**Problem statement:** Lines of the data that contain the word "test" are the ones to copy.

Records for the exercise Start Marker

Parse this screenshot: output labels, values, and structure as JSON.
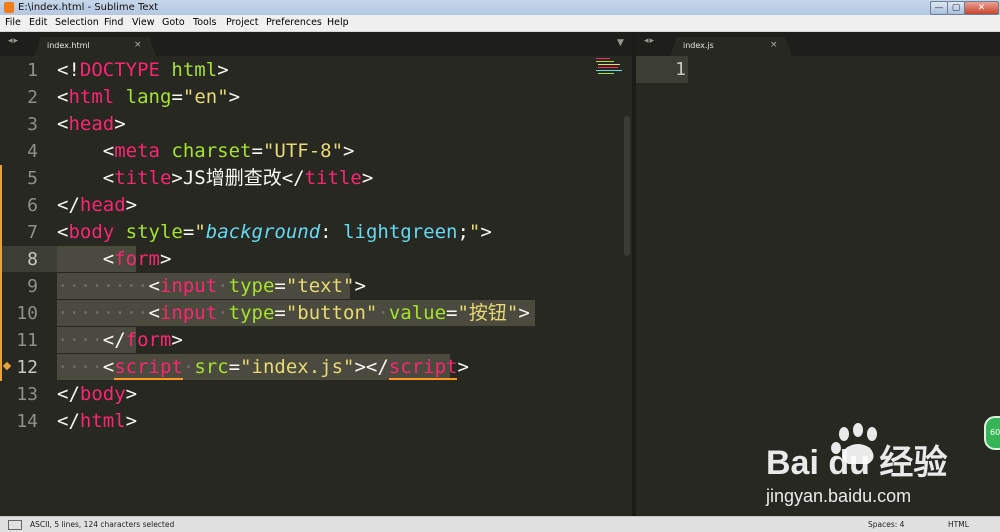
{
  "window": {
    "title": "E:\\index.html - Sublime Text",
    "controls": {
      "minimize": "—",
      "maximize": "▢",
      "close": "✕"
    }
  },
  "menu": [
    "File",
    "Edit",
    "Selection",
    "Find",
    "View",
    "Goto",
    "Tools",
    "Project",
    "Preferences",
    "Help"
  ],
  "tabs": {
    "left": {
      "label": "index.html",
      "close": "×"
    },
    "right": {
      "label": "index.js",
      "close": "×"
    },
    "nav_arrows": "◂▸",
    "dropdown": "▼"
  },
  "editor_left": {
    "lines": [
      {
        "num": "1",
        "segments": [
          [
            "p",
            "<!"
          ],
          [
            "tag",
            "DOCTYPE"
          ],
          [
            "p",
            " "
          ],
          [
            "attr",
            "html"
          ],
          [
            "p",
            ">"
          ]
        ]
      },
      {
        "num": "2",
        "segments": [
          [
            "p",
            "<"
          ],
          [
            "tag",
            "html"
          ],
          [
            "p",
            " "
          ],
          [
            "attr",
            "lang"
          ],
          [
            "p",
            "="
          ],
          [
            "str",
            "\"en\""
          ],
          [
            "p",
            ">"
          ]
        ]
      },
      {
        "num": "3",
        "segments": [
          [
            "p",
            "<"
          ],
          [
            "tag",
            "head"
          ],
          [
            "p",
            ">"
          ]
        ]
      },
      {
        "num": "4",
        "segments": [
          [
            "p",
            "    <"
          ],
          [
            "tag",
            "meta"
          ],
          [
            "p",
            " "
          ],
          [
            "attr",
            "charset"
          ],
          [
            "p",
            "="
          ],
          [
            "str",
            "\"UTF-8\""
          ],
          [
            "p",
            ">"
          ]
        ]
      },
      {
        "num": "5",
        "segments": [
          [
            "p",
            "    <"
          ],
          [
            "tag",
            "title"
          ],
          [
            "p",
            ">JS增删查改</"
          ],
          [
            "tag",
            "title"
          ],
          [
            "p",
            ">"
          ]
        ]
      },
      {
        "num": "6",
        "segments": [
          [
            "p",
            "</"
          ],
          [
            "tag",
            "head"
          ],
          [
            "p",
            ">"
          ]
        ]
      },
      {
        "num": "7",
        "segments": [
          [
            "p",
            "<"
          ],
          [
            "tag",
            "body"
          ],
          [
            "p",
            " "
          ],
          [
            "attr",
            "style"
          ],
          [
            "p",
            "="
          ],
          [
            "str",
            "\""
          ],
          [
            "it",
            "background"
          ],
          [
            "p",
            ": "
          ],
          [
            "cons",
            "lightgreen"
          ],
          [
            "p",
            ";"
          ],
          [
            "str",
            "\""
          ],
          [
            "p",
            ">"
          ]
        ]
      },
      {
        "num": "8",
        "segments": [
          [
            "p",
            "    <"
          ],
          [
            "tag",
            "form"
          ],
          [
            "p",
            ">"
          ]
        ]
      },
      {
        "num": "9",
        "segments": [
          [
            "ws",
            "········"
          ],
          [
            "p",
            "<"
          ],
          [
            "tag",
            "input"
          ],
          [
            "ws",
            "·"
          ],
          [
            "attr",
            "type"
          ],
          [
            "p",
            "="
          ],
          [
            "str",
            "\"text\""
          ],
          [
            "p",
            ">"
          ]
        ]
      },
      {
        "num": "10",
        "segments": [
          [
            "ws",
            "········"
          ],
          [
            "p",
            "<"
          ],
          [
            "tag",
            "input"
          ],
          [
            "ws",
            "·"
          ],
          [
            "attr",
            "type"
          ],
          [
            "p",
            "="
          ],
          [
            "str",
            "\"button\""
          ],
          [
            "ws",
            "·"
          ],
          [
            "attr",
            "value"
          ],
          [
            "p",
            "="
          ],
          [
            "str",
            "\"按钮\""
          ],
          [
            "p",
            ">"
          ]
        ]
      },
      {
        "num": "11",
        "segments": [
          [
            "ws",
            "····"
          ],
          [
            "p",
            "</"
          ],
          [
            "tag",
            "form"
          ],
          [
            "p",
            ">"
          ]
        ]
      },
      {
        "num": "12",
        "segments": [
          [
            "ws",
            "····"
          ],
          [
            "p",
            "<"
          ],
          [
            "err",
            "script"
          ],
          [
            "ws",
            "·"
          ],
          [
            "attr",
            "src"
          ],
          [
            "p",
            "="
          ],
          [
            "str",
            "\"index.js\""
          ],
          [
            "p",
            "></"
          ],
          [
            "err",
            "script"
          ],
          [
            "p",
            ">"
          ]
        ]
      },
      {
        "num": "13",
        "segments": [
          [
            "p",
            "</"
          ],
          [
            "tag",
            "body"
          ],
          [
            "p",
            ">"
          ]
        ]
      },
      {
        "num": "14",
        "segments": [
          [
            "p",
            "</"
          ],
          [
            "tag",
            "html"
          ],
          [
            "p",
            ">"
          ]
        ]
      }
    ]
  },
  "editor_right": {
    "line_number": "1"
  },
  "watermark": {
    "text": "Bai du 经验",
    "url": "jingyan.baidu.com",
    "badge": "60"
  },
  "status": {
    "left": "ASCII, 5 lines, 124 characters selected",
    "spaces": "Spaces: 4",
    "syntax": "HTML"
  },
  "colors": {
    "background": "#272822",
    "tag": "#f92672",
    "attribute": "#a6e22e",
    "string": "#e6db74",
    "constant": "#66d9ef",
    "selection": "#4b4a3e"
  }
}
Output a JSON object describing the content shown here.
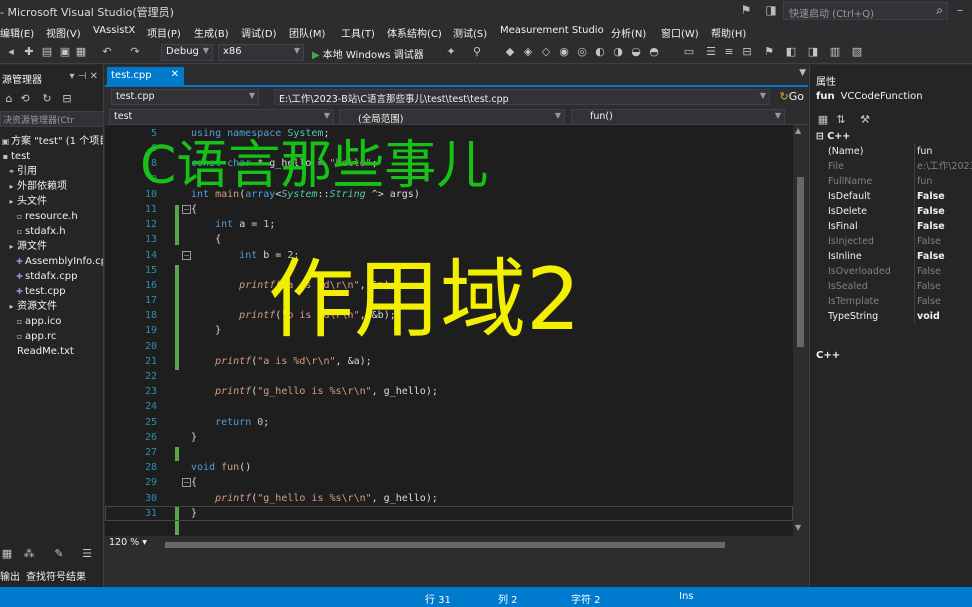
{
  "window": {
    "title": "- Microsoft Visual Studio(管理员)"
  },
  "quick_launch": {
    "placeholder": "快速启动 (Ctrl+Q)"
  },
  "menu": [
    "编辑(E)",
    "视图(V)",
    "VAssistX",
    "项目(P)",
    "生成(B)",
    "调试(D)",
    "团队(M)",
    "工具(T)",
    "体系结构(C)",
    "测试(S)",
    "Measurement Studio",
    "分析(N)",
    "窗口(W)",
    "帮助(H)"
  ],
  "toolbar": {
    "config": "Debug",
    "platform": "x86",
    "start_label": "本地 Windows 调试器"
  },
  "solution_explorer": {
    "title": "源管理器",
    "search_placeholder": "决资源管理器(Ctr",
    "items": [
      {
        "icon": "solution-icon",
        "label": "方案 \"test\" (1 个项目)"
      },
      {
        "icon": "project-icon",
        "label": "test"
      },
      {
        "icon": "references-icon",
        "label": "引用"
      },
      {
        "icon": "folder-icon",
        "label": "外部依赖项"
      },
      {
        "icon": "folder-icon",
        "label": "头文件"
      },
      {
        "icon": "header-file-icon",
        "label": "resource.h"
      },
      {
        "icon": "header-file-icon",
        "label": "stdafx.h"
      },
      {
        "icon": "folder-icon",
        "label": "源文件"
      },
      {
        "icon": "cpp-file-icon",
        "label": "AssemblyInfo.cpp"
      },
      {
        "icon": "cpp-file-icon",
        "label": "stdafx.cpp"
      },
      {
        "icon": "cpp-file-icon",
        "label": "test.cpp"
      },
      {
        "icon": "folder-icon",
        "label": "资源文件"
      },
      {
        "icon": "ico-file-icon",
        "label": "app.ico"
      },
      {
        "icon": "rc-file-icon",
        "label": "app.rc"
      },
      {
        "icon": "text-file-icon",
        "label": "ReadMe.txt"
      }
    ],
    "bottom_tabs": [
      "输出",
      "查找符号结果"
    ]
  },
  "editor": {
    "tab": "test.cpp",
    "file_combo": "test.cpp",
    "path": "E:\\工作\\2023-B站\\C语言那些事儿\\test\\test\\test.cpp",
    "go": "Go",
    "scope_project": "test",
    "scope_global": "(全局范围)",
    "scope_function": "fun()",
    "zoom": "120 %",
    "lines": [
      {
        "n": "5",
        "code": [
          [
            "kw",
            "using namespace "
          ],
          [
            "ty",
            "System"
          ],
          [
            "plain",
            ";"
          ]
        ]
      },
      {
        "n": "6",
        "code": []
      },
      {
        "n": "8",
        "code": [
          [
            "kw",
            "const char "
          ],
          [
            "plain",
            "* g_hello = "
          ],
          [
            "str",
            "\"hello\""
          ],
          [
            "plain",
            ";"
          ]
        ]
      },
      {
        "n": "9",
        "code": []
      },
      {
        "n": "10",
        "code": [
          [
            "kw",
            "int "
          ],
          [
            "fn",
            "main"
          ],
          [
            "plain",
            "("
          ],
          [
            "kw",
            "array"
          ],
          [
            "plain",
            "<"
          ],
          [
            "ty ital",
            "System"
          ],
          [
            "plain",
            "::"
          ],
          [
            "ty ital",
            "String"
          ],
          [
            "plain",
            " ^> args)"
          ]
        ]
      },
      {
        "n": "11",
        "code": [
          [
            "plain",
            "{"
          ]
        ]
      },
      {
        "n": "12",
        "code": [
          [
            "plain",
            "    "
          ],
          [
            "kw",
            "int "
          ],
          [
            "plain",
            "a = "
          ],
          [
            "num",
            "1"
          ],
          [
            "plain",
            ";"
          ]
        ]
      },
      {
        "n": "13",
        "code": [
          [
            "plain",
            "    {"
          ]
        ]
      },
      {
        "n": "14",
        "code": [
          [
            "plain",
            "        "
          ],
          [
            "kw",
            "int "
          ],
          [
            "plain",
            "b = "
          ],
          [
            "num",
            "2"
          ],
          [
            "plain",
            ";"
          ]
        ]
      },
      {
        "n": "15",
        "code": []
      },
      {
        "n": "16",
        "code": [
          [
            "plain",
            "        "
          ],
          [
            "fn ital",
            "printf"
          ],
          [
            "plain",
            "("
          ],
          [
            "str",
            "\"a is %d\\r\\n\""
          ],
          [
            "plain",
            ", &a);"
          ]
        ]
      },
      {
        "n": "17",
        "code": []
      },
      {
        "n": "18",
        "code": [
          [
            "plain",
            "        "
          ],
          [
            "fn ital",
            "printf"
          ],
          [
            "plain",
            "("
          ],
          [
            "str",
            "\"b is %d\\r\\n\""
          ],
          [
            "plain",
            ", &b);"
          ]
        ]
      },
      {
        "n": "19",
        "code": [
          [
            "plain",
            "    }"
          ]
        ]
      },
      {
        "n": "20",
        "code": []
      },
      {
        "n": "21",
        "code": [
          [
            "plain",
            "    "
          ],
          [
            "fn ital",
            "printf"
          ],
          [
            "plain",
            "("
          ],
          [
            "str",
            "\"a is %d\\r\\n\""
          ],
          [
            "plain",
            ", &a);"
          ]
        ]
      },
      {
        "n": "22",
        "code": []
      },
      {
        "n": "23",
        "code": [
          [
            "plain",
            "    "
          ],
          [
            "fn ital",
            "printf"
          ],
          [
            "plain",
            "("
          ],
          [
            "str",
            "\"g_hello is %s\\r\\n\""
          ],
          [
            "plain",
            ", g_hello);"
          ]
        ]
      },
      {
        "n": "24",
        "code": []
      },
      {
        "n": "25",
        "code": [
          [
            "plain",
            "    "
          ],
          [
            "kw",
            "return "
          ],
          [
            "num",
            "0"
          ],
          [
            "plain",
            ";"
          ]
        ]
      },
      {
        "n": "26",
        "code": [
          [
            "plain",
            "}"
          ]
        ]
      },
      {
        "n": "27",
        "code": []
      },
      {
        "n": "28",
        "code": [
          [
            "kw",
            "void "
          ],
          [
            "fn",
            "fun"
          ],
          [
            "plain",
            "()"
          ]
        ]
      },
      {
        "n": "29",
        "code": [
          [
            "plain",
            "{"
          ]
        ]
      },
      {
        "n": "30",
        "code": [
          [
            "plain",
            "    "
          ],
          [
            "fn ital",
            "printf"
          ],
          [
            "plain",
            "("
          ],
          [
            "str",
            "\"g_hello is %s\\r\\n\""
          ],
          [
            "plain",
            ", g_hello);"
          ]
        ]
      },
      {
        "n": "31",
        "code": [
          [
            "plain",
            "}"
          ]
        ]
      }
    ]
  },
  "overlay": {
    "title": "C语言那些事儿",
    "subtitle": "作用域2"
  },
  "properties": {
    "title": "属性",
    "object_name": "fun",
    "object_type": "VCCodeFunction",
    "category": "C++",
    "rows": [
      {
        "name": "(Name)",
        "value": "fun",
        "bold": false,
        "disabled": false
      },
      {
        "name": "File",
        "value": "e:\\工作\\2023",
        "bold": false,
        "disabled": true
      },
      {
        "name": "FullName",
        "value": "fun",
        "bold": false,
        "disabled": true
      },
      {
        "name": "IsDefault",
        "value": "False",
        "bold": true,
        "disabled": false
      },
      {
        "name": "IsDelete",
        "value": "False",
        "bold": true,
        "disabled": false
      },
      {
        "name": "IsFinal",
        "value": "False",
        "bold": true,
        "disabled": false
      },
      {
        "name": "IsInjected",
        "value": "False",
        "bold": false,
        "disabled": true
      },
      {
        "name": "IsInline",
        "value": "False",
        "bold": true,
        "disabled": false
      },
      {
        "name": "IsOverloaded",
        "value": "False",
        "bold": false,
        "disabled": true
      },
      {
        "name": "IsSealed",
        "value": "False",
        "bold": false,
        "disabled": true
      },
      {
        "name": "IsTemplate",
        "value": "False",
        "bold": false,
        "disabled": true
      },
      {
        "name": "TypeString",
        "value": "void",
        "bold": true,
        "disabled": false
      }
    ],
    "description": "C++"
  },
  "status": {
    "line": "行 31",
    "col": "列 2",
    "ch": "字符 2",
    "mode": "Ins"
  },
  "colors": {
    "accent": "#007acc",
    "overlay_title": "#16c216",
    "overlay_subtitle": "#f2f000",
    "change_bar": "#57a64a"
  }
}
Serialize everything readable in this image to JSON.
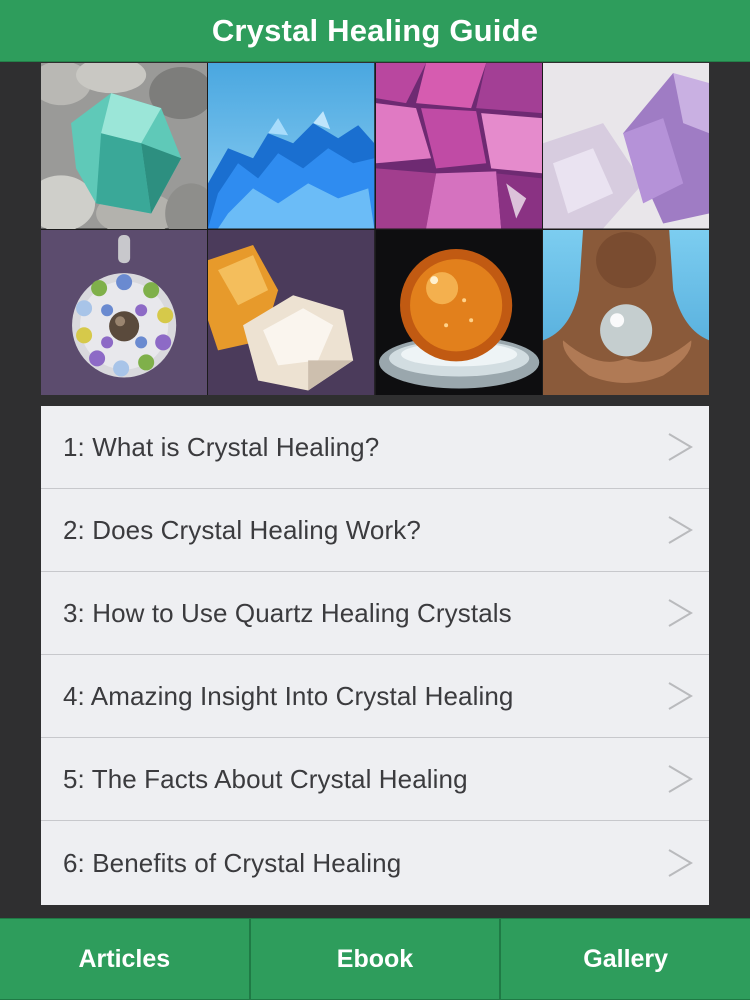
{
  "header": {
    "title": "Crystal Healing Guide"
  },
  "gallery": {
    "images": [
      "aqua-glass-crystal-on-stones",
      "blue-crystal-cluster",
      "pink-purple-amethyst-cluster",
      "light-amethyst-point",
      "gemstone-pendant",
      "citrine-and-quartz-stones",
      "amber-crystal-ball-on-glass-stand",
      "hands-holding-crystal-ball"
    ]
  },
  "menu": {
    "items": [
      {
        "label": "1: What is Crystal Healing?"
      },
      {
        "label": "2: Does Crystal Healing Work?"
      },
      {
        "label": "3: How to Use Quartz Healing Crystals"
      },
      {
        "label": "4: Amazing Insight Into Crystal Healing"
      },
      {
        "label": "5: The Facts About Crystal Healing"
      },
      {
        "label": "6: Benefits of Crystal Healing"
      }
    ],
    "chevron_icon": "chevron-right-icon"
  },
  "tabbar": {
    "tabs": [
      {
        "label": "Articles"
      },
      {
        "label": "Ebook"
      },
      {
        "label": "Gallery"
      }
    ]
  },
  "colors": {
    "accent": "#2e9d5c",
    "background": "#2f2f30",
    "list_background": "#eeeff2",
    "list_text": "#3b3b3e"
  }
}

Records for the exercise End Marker

**Response:**
        "label": "方案 \"test\" (1 个项目)"
        "label": "test"
        "label": "test.cpp"
    "tab": "test.cpp",
    "file_combo": "test.cpp",
    "path": "E:\\工作\\2023-B站\\C语言那些事儿\\test\\test\\test.cpp",
    "scope_project": "test",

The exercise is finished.